** WORK ITEM **
Restate all the data word for word, leaving nothing out.

Component data from apps and pages
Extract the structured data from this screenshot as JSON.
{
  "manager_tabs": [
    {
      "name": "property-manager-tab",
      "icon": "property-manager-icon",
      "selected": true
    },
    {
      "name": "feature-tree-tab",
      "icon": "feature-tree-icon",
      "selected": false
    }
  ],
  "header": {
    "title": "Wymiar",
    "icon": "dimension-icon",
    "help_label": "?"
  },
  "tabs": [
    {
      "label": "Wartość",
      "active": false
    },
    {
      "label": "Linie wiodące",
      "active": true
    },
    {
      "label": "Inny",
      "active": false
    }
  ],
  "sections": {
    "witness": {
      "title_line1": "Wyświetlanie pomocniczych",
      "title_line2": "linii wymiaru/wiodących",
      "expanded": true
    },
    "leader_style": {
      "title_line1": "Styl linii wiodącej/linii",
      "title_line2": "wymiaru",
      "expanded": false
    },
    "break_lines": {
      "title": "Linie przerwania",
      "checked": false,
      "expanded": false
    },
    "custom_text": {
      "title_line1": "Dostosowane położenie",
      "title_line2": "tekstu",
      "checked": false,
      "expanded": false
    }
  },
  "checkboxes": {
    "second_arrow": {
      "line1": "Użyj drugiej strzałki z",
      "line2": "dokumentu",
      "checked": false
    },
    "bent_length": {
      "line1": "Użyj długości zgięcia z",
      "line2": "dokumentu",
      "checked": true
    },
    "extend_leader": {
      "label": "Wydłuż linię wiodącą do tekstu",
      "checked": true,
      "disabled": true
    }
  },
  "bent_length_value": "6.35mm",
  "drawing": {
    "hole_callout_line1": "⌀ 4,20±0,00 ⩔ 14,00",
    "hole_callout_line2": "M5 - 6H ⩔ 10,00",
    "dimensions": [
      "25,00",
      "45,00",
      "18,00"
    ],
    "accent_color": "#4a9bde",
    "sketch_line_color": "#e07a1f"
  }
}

** ANSWER SPACE **
Extract the structured data from this screenshot as JSON.
{
  "manager_tabs": [
    {
      "name": "property-manager-tab",
      "icon": "property-manager-icon",
      "selected": true
    },
    {
      "name": "feature-tree-tab",
      "icon": "feature-tree-icon",
      "selected": false
    }
  ],
  "header": {
    "title": "Wymiar",
    "icon": "dimension-icon",
    "help_label": "?"
  },
  "tabs": [
    {
      "label": "Wartość",
      "active": false
    },
    {
      "label": "Linie wiodące",
      "active": true
    },
    {
      "label": "Inny",
      "active": false
    }
  ],
  "sections": {
    "witness": {
      "title_line1": "Wyświetlanie pomocniczych",
      "title_line2": "linii wymiaru/wiodących",
      "expanded": true
    },
    "leader_style": {
      "title_line1": "Styl linii wiodącej/linii",
      "title_line2": "wymiaru",
      "expanded": false
    },
    "break_lines": {
      "title": "Linie przerwania",
      "checked": false,
      "expanded": false
    },
    "custom_text": {
      "title_line1": "Dostosowane położenie",
      "title_line2": "tekstu",
      "checked": false,
      "expanded": false
    }
  },
  "checkboxes": {
    "second_arrow": {
      "line1": "Użyj drugiej strzałki z",
      "line2": "dokumentu",
      "checked": false
    },
    "bent_length": {
      "line1": "Użyj długości zgięcia z",
      "line2": "dokumentu",
      "checked": true
    },
    "extend_leader": {
      "label": "Wydłuż linię wiodącą do tekstu",
      "checked": true,
      "disabled": true
    }
  },
  "bent_length_value": "6.35mm",
  "drawing": {
    "hole_callout_line1": "⌀ 4,20±0,00 ⩔ 14,00",
    "hole_callout_line2": "M5 - 6H ⩔ 10,00",
    "dimensions": [
      "25,00",
      "45,00",
      "18,00"
    ],
    "accent_color": "#4a9bde",
    "sketch_line_color": "#e07a1f"
  }
}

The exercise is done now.